> _Problem to work on_
If a line of the data below holds the word "toggle", list it.

(Page and application data records)

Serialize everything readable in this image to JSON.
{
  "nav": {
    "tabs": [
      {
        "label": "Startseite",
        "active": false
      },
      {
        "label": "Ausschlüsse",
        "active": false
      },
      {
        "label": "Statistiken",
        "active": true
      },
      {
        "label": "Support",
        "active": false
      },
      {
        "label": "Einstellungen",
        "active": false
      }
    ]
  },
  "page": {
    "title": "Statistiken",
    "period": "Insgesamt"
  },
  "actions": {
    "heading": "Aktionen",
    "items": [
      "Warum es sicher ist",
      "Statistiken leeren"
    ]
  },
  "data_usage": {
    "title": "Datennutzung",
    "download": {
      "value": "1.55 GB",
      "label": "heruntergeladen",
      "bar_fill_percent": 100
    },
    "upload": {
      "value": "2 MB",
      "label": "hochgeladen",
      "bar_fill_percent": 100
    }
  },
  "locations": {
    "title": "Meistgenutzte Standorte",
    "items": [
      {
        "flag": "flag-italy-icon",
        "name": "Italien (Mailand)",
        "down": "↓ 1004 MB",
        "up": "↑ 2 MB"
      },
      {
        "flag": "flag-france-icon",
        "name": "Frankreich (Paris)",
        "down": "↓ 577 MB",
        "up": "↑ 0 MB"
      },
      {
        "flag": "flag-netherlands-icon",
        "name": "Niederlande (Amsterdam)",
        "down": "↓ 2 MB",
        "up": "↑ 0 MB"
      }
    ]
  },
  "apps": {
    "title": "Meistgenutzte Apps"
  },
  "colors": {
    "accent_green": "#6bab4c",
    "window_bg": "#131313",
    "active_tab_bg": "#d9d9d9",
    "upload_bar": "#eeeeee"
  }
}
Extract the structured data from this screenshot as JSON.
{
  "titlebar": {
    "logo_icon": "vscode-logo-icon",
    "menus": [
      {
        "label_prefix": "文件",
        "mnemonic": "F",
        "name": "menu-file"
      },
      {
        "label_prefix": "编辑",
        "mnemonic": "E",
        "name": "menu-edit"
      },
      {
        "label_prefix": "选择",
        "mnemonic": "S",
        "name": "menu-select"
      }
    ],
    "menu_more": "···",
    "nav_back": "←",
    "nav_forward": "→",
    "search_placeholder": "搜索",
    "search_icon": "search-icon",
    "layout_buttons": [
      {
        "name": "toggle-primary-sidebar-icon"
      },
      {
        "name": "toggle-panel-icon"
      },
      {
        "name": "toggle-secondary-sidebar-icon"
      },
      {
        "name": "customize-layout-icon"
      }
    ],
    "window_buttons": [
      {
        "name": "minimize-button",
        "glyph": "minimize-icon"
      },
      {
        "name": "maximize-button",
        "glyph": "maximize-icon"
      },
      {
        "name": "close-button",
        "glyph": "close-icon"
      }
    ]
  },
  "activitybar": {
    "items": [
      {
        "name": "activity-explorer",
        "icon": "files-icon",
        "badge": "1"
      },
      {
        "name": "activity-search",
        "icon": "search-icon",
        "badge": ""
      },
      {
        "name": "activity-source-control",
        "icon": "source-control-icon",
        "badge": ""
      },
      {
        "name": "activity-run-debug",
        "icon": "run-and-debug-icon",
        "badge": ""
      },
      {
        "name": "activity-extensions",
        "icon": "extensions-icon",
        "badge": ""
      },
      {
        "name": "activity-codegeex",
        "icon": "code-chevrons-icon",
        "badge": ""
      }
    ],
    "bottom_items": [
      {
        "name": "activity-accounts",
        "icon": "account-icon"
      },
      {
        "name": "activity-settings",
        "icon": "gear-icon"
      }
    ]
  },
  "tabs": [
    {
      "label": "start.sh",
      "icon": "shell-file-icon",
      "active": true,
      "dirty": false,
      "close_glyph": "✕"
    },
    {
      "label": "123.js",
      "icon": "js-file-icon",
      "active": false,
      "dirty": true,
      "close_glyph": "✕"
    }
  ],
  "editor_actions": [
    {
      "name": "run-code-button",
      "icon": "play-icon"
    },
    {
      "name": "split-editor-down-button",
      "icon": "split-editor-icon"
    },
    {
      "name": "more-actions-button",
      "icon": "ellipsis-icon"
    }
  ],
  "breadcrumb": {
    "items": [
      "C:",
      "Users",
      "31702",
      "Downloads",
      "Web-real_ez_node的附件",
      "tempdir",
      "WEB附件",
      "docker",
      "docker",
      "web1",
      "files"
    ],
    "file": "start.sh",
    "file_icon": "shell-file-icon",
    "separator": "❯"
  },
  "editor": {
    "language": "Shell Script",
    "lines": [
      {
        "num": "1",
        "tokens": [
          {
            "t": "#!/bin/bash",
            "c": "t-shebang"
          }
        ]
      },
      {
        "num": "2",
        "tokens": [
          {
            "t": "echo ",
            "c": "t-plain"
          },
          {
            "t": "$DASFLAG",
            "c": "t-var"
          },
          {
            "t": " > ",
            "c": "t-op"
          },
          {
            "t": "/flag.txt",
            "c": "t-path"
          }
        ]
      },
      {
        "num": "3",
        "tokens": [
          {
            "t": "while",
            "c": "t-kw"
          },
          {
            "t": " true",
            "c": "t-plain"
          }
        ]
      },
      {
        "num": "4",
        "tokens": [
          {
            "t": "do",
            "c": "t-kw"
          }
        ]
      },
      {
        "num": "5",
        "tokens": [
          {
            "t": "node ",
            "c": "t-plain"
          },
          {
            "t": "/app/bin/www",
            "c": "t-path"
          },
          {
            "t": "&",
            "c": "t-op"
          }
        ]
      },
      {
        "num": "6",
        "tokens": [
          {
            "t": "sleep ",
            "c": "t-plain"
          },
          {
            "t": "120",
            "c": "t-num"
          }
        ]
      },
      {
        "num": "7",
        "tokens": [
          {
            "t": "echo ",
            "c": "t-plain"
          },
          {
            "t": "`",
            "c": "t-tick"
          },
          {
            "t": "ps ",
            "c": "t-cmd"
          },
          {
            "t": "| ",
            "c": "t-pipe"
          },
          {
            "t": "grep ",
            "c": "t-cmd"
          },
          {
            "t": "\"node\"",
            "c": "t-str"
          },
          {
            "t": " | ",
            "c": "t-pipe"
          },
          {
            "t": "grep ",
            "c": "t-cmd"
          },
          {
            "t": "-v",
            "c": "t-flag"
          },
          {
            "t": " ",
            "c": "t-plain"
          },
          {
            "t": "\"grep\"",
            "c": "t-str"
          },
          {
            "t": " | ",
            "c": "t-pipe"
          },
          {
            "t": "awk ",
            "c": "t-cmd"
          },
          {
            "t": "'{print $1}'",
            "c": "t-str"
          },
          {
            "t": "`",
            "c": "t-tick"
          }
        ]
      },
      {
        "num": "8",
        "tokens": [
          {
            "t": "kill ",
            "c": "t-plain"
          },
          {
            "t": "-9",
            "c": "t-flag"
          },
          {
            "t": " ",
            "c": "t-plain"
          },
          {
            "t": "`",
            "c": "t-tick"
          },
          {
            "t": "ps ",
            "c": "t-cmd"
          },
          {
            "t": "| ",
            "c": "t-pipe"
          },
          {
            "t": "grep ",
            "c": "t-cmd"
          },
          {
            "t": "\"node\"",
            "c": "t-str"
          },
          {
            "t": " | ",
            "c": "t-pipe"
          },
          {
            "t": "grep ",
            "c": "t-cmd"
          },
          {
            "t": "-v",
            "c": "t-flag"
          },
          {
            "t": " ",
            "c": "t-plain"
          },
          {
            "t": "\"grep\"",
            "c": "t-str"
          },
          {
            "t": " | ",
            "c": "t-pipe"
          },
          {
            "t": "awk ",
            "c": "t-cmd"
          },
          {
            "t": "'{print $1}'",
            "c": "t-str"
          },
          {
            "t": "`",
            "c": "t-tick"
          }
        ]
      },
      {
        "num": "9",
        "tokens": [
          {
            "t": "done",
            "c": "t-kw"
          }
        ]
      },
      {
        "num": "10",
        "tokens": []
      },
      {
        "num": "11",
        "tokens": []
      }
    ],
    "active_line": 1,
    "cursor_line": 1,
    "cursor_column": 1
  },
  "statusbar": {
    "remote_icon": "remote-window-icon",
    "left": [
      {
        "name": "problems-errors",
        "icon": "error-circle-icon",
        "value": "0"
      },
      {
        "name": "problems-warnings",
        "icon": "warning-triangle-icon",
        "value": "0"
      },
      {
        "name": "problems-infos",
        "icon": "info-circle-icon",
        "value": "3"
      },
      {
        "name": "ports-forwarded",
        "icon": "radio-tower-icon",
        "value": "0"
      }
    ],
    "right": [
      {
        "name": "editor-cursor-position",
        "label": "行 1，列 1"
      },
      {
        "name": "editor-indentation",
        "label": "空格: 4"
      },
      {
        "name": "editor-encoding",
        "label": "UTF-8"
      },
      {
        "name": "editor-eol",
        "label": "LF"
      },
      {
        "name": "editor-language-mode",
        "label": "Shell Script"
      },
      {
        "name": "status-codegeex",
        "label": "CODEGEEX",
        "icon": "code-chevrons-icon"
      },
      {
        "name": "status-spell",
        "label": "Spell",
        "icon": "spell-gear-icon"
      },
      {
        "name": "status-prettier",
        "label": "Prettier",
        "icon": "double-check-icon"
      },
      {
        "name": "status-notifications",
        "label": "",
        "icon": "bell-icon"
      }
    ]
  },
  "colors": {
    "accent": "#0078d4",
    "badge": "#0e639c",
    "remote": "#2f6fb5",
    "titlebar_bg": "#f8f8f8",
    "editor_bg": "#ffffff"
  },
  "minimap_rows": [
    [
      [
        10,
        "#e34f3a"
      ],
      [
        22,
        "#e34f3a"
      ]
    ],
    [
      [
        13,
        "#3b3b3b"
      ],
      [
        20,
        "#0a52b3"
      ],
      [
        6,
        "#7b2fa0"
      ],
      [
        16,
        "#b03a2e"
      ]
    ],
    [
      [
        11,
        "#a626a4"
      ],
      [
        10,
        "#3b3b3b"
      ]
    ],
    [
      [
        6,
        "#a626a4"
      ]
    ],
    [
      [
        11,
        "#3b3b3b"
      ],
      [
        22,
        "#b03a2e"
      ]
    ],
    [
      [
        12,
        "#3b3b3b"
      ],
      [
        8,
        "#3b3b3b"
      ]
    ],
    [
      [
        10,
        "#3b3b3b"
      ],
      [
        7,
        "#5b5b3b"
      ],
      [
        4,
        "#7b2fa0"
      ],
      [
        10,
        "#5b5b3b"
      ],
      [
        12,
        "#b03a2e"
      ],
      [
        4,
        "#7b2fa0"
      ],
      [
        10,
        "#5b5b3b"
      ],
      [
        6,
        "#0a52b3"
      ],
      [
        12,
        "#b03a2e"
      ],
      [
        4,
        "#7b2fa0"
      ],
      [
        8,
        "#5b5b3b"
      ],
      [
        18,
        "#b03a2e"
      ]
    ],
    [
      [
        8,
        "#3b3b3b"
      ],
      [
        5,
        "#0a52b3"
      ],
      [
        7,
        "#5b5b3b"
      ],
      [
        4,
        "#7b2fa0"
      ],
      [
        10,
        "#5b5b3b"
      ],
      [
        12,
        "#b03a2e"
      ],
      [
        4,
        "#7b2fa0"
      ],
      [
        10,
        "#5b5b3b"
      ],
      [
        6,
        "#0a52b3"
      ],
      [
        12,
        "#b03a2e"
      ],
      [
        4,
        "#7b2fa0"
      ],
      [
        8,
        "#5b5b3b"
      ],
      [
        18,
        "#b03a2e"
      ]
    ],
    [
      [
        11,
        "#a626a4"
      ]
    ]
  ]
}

> _Answer space_
        "name": "toggle-primary-sidebar-icon"
        "name": "toggle-panel-icon"
        "name": "toggle-secondary-sidebar-icon"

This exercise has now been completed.